Six leading sustainability certification standards—UTZ along with Fairtrade International, Forest Stewardship Council, GoodWeave, Sustainable Agriculture Network/Rainforest Alliance, and Social Accountability International—have come together to promote the concept of a living wage and jointly address this global challenge. We have joined hands and created the Global Living Wage Coalition, which is taking the lead on building a global database of benchmarks for the living wage, using rigorous academic studies based on a clear methodology, that set out exactly how much a living wage would be in a specific region, based on local costs.
One of the latest to be released is for Minas Gerais, where Renilson and his family work. It shows that the prevailing wage is the equivalent of 383 US dollars per month, whereas a living wage would be $477.
The research has practical results. For example, within UTZ we have made it a requirement that farms make progress towards paying the living wage. Having a well-researched benchmark and local buy-in is essential to this process.
But the research also has bigger implications. It’s about starting a dialogue with actors across the sector. If we know what a living wage would be, and a farmer shows that he cannot pay it with the income he receives, that realization has the potential to spark change in the supply chain. Workers have the information they need to negotiate; governments are challenged to set minimum wages based on the real cost of living; and companies can look at their own supply chains accordingly.

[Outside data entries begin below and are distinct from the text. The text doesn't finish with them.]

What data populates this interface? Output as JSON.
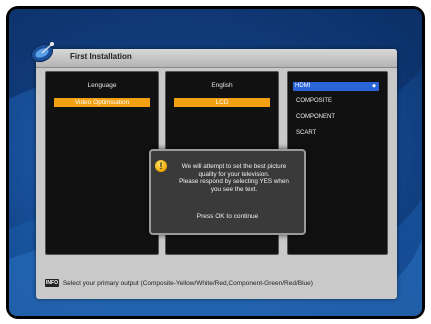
{
  "window": {
    "title": "First Installation"
  },
  "settings": {
    "labels": [
      "Lenguage",
      "Video Optimisation"
    ],
    "values": [
      "English",
      "LCD"
    ]
  },
  "output_options": {
    "items": [
      "HDMI",
      "COMPOSITE",
      "COMPONENT",
      "SCART"
    ],
    "selected": "HDMI"
  },
  "dialog": {
    "lines": [
      "We will attempt to set the best picture",
      "quality for your television.",
      "Please respond by selecting YES when",
      "you see the text."
    ],
    "ok_text": "Press OK to continue"
  },
  "footer": {
    "info_icon_label": "INFO",
    "hint": "Select your primary output (Composite-Yellow/White/Red,Component-Green/Red/Blue)"
  },
  "colors": {
    "highlight": "#f3a012",
    "selection": "#2a64d8",
    "panel_bg": "#111111",
    "window_bg": "#c9c9c9"
  }
}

In the end, change will come through the momentum that continues to build across the sector. There’s still a long way to go but we are seeing the companies who have the power to make a difference making major commitments. We are seeing civil society work tirelessly to expose poor practices. We are seeing a growing body of research on what a sustainable coffee sector would look like, and how much workers should actually be paid. The knowledge gap is beginning to close. That means we can say loud and clear: we know what a sustainable coffee sector would look like. Let’s make it happen.
—Miguel Zamora is the head of the Americas region at UTZ